<mark>Journal</mark>Journal of Cleaner Production
Volume261
Number of pages9
Publication statusE-pub ahead of print
Early online date18/03/20
Original languageEnglish

Abstract

Swedish press debate regarding the idea of a ‘circular economy’ is analysed to enable critical reflection on the development and use of the concept. We examine how actor positions formed around ideas of increased circularity. Using press material from 2012 to 2019 we identify positions on circular economy taken by Swedish companies, public authorities, political parties, and opinion makers. Our analysis reveals convergence amongst these actors at the national level despite ongoing situated local environmental conflicts. We show that this convergence is enabled by the convening power of ambiguity, which characterizes the use of circular economy ideas as a ‘floating signifier’ in the debate. In Sweden ideas of a circular economy may have been deployed by resilient capital to harness an otherwise economically disruptive process, as a new expression of ecological modernization. Further research into the political economy of circular economy ideas is encouraged.

Bibliographic note

This is the author’s version of a work that was accepted for publication in Journal of Cleaner Production. Changes resulting from the publishing process, such as peer review, editing, corrections, structural formatting, and other quality control mechanisms may not be reflected in this document. Changes may have been made to this work since it was submitted for publication.
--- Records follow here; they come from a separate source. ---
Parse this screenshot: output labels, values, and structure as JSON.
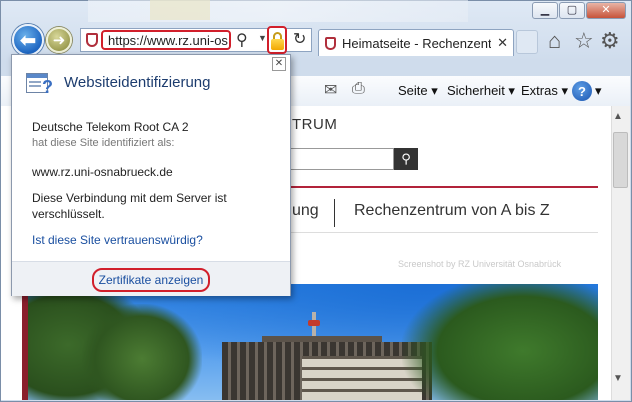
{
  "window": {
    "minimize_glyph": "▁",
    "maximize_glyph": "▢",
    "close_glyph": "✕"
  },
  "nav": {
    "back_glyph": "⬅",
    "forward_glyph": "➜",
    "address_url": "https://www.rz.uni-os",
    "search_glyph": "⚲",
    "dropdown_glyph": "▼",
    "refresh_glyph": "↻"
  },
  "tab": {
    "title": "Heimatseite - Rechenzentrum ...",
    "close_glyph": "✕"
  },
  "toolbar_icons": {
    "home": "⌂",
    "favorites": "☆",
    "tools": "⚙"
  },
  "command_bar": {
    "mail_glyph": "✉",
    "print_glyph": "⎙",
    "seite": "Seite ▾",
    "sicherheit": "Sicherheit ▾",
    "extras": "Extras ▾",
    "help_glyph": "?",
    "help_drop": "▾"
  },
  "website": {
    "brand_fragment": "TRUM",
    "search_btn_glyph": "⚲",
    "nav_fragment": "ung",
    "nav_az": "Rechenzentrum von A bis Z",
    "watermark": "Screenshot by RZ Universität Osnabrück"
  },
  "scrollbar": {
    "up_glyph": "▲",
    "down_glyph": "▼"
  },
  "popup": {
    "close_glyph": "✕",
    "title": "Websiteidentifizierung",
    "issuer": "Deutsche Telekom Root CA 2",
    "issuer_sub": "hat diese Site identifiziert als:",
    "site": "www.rz.uni-osnabrueck.de",
    "encryption_line1": "Diese Verbindung mit dem Server ist",
    "encryption_line2": "verschlüsselt.",
    "trust_link": "Ist diese Site vertrauenswürdig?",
    "cert_button": "Zertifikate anzeigen"
  },
  "colors": {
    "highlight_red": "#d11f2b",
    "link_blue": "#1a4fa0",
    "site_accent": "#b2233a"
  }
}
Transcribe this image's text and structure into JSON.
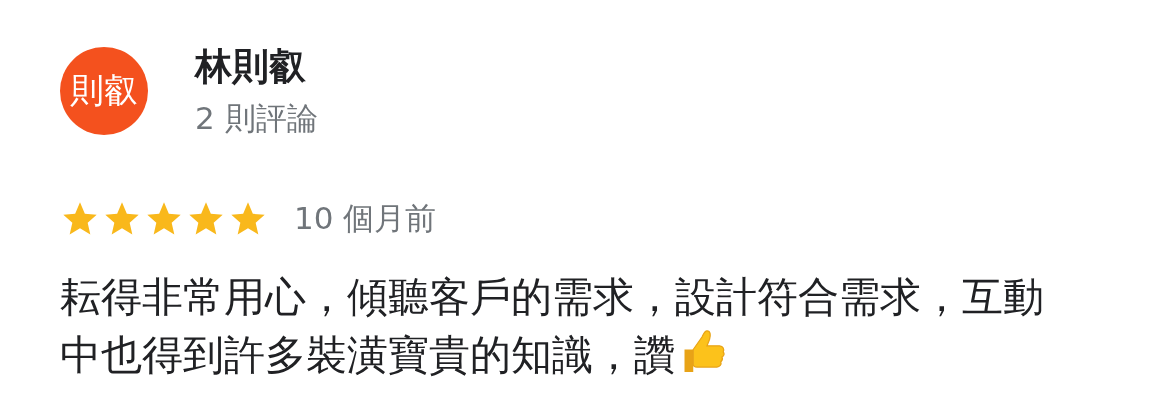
{
  "reviewer": {
    "avatar_text": "則叡",
    "name": "林則叡",
    "review_count": "2 則評論"
  },
  "review": {
    "stars": 5,
    "time": "10 個月前",
    "text": "耘得非常用心，傾聽客戶的需求，設計符合需求，互動中也得到許多裝潢寶貴的知識，讚"
  }
}
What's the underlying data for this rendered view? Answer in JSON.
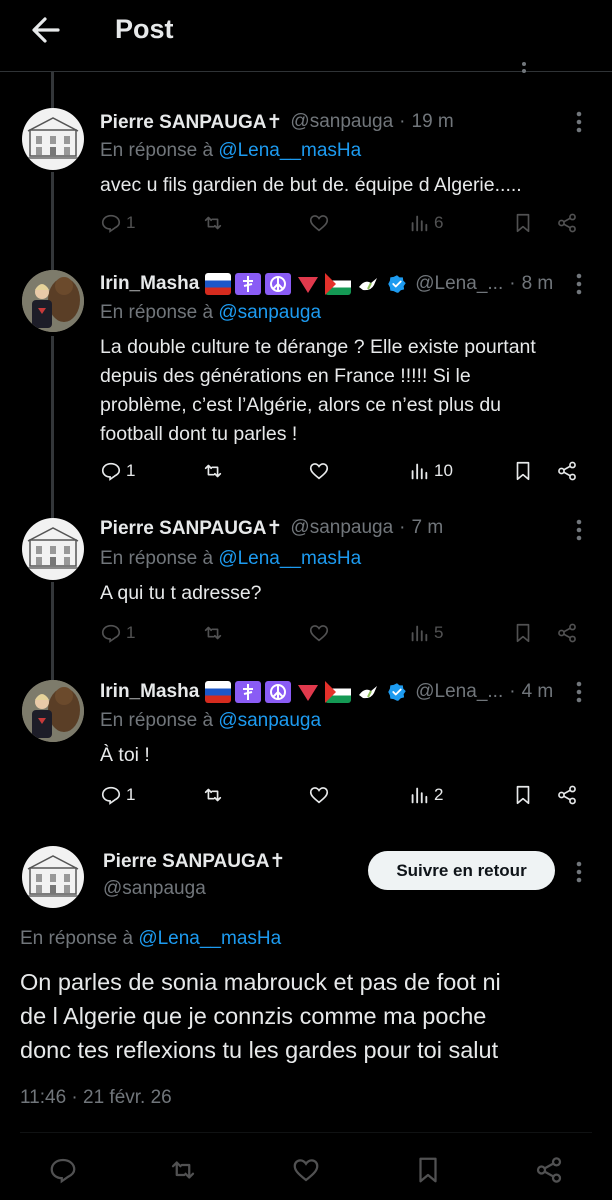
{
  "header": {
    "title": "Post"
  },
  "replies": [
    {
      "name": "Pierre SANPAUGA✝",
      "handle": "@sanpauga",
      "time": "19 m",
      "reply_to_prefix": "En réponse à",
      "reply_to": "@Lena__masHa",
      "lines": [
        "avec u fils gardien de but de. équipe d Algerie....."
      ],
      "replies": "1",
      "views": "6"
    },
    {
      "name": "Irin_Masha",
      "handle": "@Lena_...",
      "time": "8 m",
      "reply_to_prefix": "En réponse à",
      "reply_to": "@sanpauga",
      "lines": [
        "La double culture te dérange ? Elle existe pourtant",
        "depuis des générations en France !!!!! Si le",
        "problème, c’est l’Algérie, alors ce n’est plus du",
        "football dont tu parles !"
      ],
      "replies": "1",
      "views": "10"
    },
    {
      "name": "Pierre SANPAUGA✝",
      "handle": "@sanpauga",
      "time": "7 m",
      "reply_to_prefix": "En réponse à",
      "reply_to": "@Lena__masHa",
      "lines": [
        "A qui tu t adresse?"
      ],
      "replies": "1",
      "views": "5"
    },
    {
      "name": "Irin_Masha",
      "handle": "@Lena_...",
      "time": "4 m",
      "reply_to_prefix": "En réponse à",
      "reply_to": "@sanpauga",
      "lines": [
        "À toi !"
      ],
      "replies": "1",
      "views": "2"
    }
  ],
  "main_post": {
    "name": "Pierre SANPAUGA✝",
    "handle": "@sanpauga",
    "follow_label": "Suivre en retour",
    "reply_to_prefix": "En réponse à",
    "reply_to": "@Lena__masHa",
    "lines": [
      "On parles de sonia mabrouck et pas de foot ni",
      "de l Algerie que je connzis comme ma poche",
      "donc tes reflexions tu les gardes pour toi salut"
    ],
    "date": "11:46 · 21 févr. 26"
  },
  "colors": {
    "accent": "#1d9bf0",
    "muted": "#71767b",
    "text": "#e7e9ea",
    "background": "#000000",
    "divider": "#2f3336"
  },
  "icons": [
    "back-arrow-icon",
    "reply-icon",
    "retweet-icon",
    "like-icon",
    "views-icon",
    "bookmark-icon",
    "share-icon",
    "more-icon",
    "verified-icon"
  ]
}
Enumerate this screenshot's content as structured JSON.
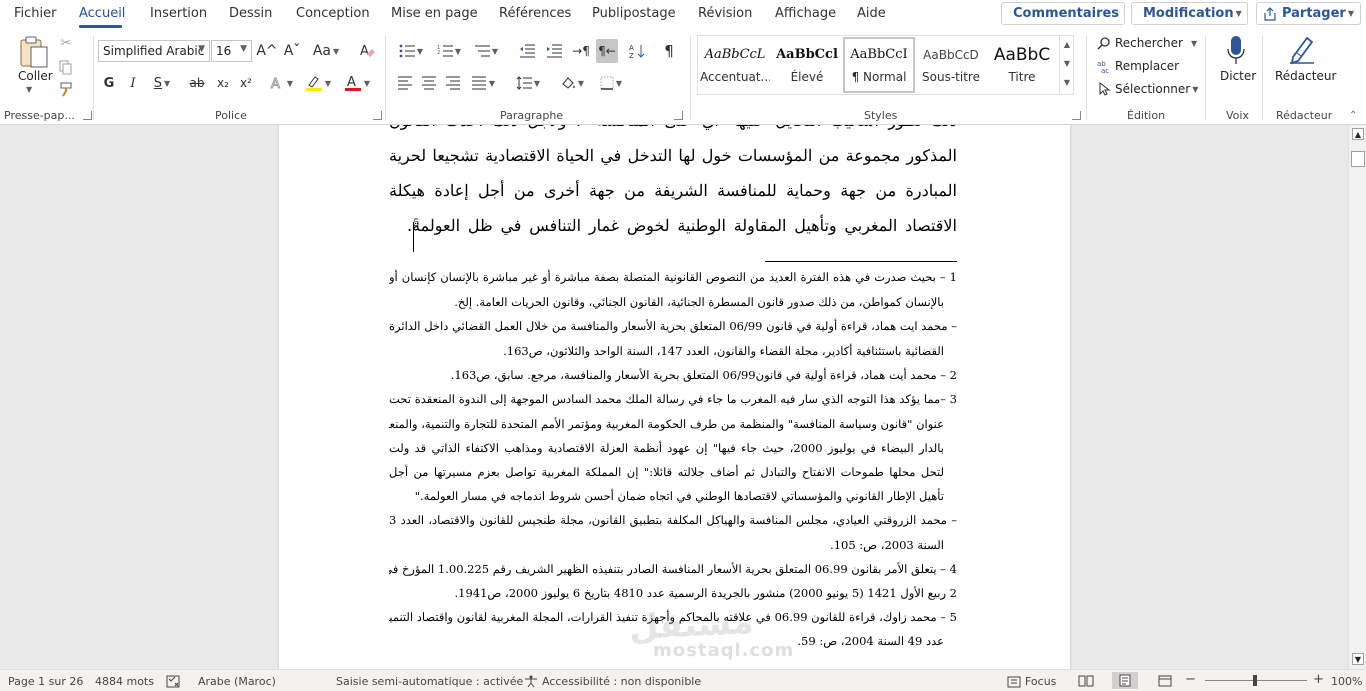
{
  "menu": {
    "tabs": [
      "Fichier",
      "Accueil",
      "Insertion",
      "Dessin",
      "Conception",
      "Mise en page",
      "Références",
      "Publipostage",
      "Révision",
      "Affichage",
      "Aide"
    ],
    "active": "Accueil",
    "comments_label": "Commentaires",
    "editing_label": "Modification",
    "share_label": "Partager"
  },
  "ribbon": {
    "clipboard": {
      "paste_label": "Coller",
      "group_label": "Presse-pap..."
    },
    "font": {
      "name": "Simplified Arabic",
      "size": "16",
      "group_label": "Police",
      "bold": "G",
      "italic": "I",
      "underline": "S",
      "strike": "ab",
      "sub": "x₂",
      "sup": "x²",
      "grow": "A^",
      "shrink": "Aˇ",
      "case": "Aa",
      "clear": "A"
    },
    "paragraph": {
      "group_label": "Paragraphe"
    },
    "styles": {
      "group_label": "Styles",
      "items": [
        {
          "preview": "AaBbCcL",
          "label": "Accentuat..."
        },
        {
          "preview": "AaBbCcl",
          "label": "Élevé"
        },
        {
          "preview": "AaBbCcI",
          "label": "¶ Normal"
        },
        {
          "preview": "AaBbCcD",
          "label": "Sous-titre"
        },
        {
          "preview": "AaBbC",
          "label": "Titre"
        }
      ]
    },
    "editing": {
      "group_label": "Édition",
      "find": "Rechercher",
      "replace": "Remplacer",
      "select": "Sélectionner"
    },
    "voice": {
      "group_label": "Voix",
      "dictate": "Dicter"
    },
    "editor": {
      "group_label": "Rédacteur",
      "label": "Rédacteur"
    }
  },
  "document": {
    "body_lines": [
      "ذلك تطور أساليب التحايل عليها- أي على المنافسة -، ولأجل ذلك أحدث القانون",
      "المذكور مجموعة من المؤسسات خول لها التدخل في الحياة الاقتصادية تشجيعا لحرية",
      "المبادرة من جهة وحماية للمنافسة الشريفة من جهة أخرى من أجل إعادة هيكلة",
      "الاقتصاد المغربي وتأهيل المقاولة الوطنية لخوض غمار التنافس في ظل العولمة."
    ],
    "footnote_ref": "5",
    "footnotes": [
      {
        "text": "1 – بحيث صدرت في هذه الفترة العديد من النصوص القانونية المتصلة بصفة مباشرة أو غير مباشرة بالإنسان كإنسان أو",
        "j": true
      },
      {
        "text": "بالإنسان كمواطن، من ذلك صدور قانون المسطرة الجنائية، القانون الجنائي، وقانون الحريات العامة. إلخ.",
        "j": false
      },
      {
        "text": "– محمد ايت هماد، قراءة أولية في قانون 06/99 المتعلق بحرية الأسعار والمنافسة من خلال العمل القضائي داخل الدائرة",
        "j": true
      },
      {
        "text": "القضائية باستئنافية أكادير، مجلة القضاء والقانون، العدد 147، السنة الواحد والثلاثون، ص163.",
        "j": false
      },
      {
        "text": "2 – محمد أيت هماد، قراءة أولية في قانون06/99 المتعلق بحرية الأسعار والمنافسة، مرجع. سابق، ص163.",
        "j": false
      },
      {
        "text": "3 –مما يؤكد هذا التوجه الذي سار فيه المغرب ما جاء في رسالة الملك محمد السادس الموجهة إلى الندوة المنعقدة تحت",
        "j": true
      },
      {
        "text": "عنوان \"قانون وسياسة المنافسة\" والمنظمة من طرف الحكومة المغربية ومؤتمر الأمم المتحدة للتجارة والتنمية، والمنعقدة",
        "j": true
      },
      {
        "text": "بالدار البيضاء في يوليوز 2000، حيث جاء فيها\" إن عهود أنظمة العزلة الاقتصادية ومذاهب الاكتفاء الذاتي قد ولت",
        "j": true
      },
      {
        "text": "لتحل محلها طموحات الانفتاح والتبادل ثم أضاف جلالته قائلا:\" إن المملكة المغربية تواصل بعزم مسيرتها من أجل",
        "j": true
      },
      {
        "text": "تأهيل الإطار القانوني والمؤسساتي لاقتصادها الوطني في اتجاه ضمان أحسن شروط اندماجه في مسار العولمة.\"",
        "j": false
      },
      {
        "text": "– محمد الزروقتي العيادي، مجلس المنافسة والهياكل المكلفة بتطبيق القانون، مجلة طنجيس للقانون والاقتصاد، العدد 3",
        "j": true
      },
      {
        "text": "السنة 2003، ص: 105.",
        "j": false
      },
      {
        "text": "4 – يتعلق الأمر بقانون 06.99 المتعلق بحرية الأسعار المنافسة الصادر بتنفيذه الظهير الشريف رقم 1.00.225 المؤرخ في",
        "j": true
      },
      {
        "text": "2 ربيع الأول 1421 (5 يونيو 2000) منشور بالجريدة الرسمية عدد 4810 بتاريخ 6 يوليوز 2000، ص1941.",
        "j": false
      },
      {
        "text": "5 – محمد زاوك، قراءة للقانون 06.99 في علاقته بالمحاكم وأجهزة تنفيذ القرارات، المجلة المغربية لقانون واقتصاد التنمية،",
        "j": true
      },
      {
        "text": "عدد 49 السنة 2004، ص: 59.",
        "j": false
      }
    ],
    "watermark": "مستقل",
    "watermark_sub": "mostaql.com"
  },
  "status": {
    "page": "Page 1 sur 26",
    "words": "4884 mots",
    "language": "Arabe (Maroc)",
    "autocomplete": "Saisie semi-automatique : activée",
    "accessibility": "Accessibilité : non disponible",
    "focus": "Focus",
    "zoom": "100%"
  }
}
A definitive version was subsequently published in Journal of Cleaner Production, 261, 2020 DOI: 10.1016/j.jclepro.2020.121117